Moving Target Field of Regard
The JWST field of regard will constrain the time of year a target can be observed. Because Solar System targets and the observatory are moving with respect to each other, the duration of the visibility windows could differ significantly from the standard durations.
Field of regard
The JWST field of regard (FOR) is the region of the sky where scientific observations can be conducted safely at a given time. The FOR is defined by the allowed range of boresight pointing angles for the observatory relative to the sun line, which must remain in the range 85° to 135° at all times to keep the telescope behind the sun shield. Thus, the FOR is a large torus on the sky that moves roughly 1° per day in ecliptic longitude, following the telescope in its path around the sun. Over time, this annulus sweeps over the entire celestial sphere. As a result of the FOR, JWST can observe about 39% of the full sky on any given day and can access 100% of the sky over 6 months. Figure 1 shows a schematic of the FOR.
Beginning in late 2022, NASA has imposed a micrometeoroid avoidance zone to minimize potential impacts from space debris coming from the direction of orbital motion. This zone overlaps a significant portion of the orbital leading side of the FOR torus. Observations in this overlap region with the FOR are not disallowed, but must be minimized for the long term safety of the observatory. Starting with Cycle 2, APT contains warnings and errors related to proposed observations that require observations in this restricted region.
See JWST Observatory Coordinate System and Field of Regard for a more detailed look at the field of regard (FOR) and observatory pointing constraints.
Constraints on moving targets
The constraints on elongation angle define the time of year a target can be observed. The JWST field of regard can be thought of as a hemisphere with a hole in it. The hole is due to the need to avoid observing at or near the anti-solar point. This shape results in 2 observing windows each year for objects along the ecliptic, each ~50 days long. Again, due to the shape of the field of regard, the time between the end of the first window and the beginning of the second is ~90 days. The end of the second window is followed by ~170 days until the first window opens again.
These numbers are rough estimates for fixed targets and slow-moving objects near the ecliptic; actual window lengths and spacings depend on the distance from the ecliptic and the magnitude of the apparent motion. Generally, objects further from the ecliptic will have larger observing windows, and the slower the apparent motion of an object, the larger its observing window. We recommend that proposers determine the observing windows for their objects using JPL Horizons (option 23, Sun-Observer-Target ELONG angle, in the Table Settings page can be used to specify a range of solar elongation angles).
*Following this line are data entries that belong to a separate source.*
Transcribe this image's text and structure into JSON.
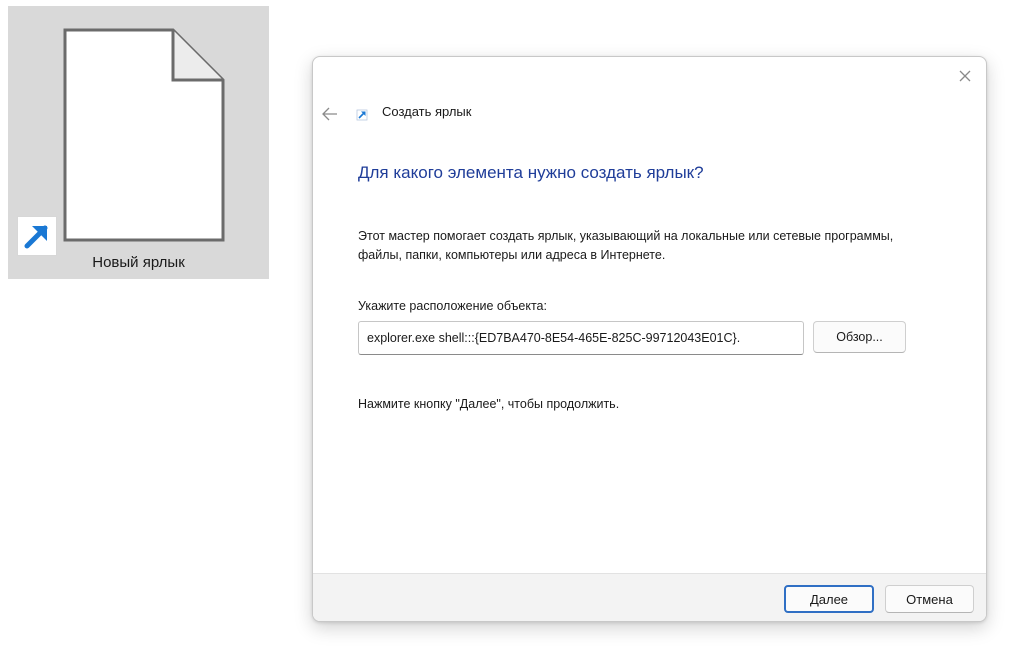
{
  "desktop": {
    "shortcut_label": "Новый ярлык",
    "file_icon": "blank-document-icon",
    "badge_icon": "shortcut-arrow-icon",
    "tile_color": "#d9d9d9",
    "arrow_color": "#1a78d4"
  },
  "wizard": {
    "title": "Создать ярлык",
    "close_icon": "close-icon",
    "back_icon": "back-arrow-icon",
    "title_icon": "shortcut-icon",
    "heading": "Для какого элемента нужно создать ярлык?",
    "heading_color": "#1f3d99",
    "description": "Этот мастер помогает создать ярлык, указывающий на локальные или сетевые программы, файлы, папки, компьютеры или адреса в Интернете.",
    "location_label": "Укажите расположение объекта:",
    "location_value": "explorer.exe shell:::{ED7BA470-8E54-465E-825C-99712043E01C}.",
    "browse_label": "Обзор...",
    "hint": "Нажмите кнопку \"Далее\", чтобы продолжить.",
    "next_label": "Далее",
    "cancel_label": "Отмена",
    "accent_color": "#2f6fc4"
  }
}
The following Solar System bodies can never be observed by JWST: the Sun, Mercury, Venus, Earth, and the Moon. These constraints also mean that Mars is observable only every other year.
Instrument FOV orientations
To evaluate the allowable position angles for the science instruments when observing moving targets, use the Moving Target Visibility Tool (MTVT).
The Aladin feature in APT does not present accurate orientations for the instrument FOVs; this is the case for observations of both fixed and moving targets. The default orientation in Aladin has the V3 direction parallel to equatorial north, which is never valid for observations of targets near the ecliptic. See Tutorial on Visualizing Dithers of a Solar System Observation in APT for a workaround.